Saved data entries:
********************
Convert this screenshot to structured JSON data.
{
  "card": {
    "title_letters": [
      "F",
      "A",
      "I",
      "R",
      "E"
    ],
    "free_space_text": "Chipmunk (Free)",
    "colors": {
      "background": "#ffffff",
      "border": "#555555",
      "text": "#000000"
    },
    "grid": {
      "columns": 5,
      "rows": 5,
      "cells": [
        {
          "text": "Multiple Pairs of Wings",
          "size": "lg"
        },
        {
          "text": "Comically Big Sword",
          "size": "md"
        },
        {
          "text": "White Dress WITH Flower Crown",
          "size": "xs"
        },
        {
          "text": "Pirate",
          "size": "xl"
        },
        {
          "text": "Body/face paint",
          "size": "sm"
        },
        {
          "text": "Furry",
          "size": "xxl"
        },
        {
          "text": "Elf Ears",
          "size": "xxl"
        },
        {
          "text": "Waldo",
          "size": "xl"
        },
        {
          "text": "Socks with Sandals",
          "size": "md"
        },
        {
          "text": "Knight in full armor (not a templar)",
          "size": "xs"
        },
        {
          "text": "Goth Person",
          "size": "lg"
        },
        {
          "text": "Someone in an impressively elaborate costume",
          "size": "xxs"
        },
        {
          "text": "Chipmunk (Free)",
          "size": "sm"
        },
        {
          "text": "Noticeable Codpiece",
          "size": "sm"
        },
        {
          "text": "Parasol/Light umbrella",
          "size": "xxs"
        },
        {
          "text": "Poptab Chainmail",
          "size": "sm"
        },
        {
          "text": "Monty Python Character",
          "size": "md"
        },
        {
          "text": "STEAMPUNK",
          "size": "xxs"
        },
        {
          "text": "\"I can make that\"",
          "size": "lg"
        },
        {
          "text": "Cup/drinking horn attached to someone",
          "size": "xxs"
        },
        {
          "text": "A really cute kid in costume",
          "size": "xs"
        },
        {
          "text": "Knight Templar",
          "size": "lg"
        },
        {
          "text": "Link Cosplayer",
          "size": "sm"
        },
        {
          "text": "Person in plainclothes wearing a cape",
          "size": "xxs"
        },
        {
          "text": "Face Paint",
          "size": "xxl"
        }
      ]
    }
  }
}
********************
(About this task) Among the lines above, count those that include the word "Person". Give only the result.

(Response area) 2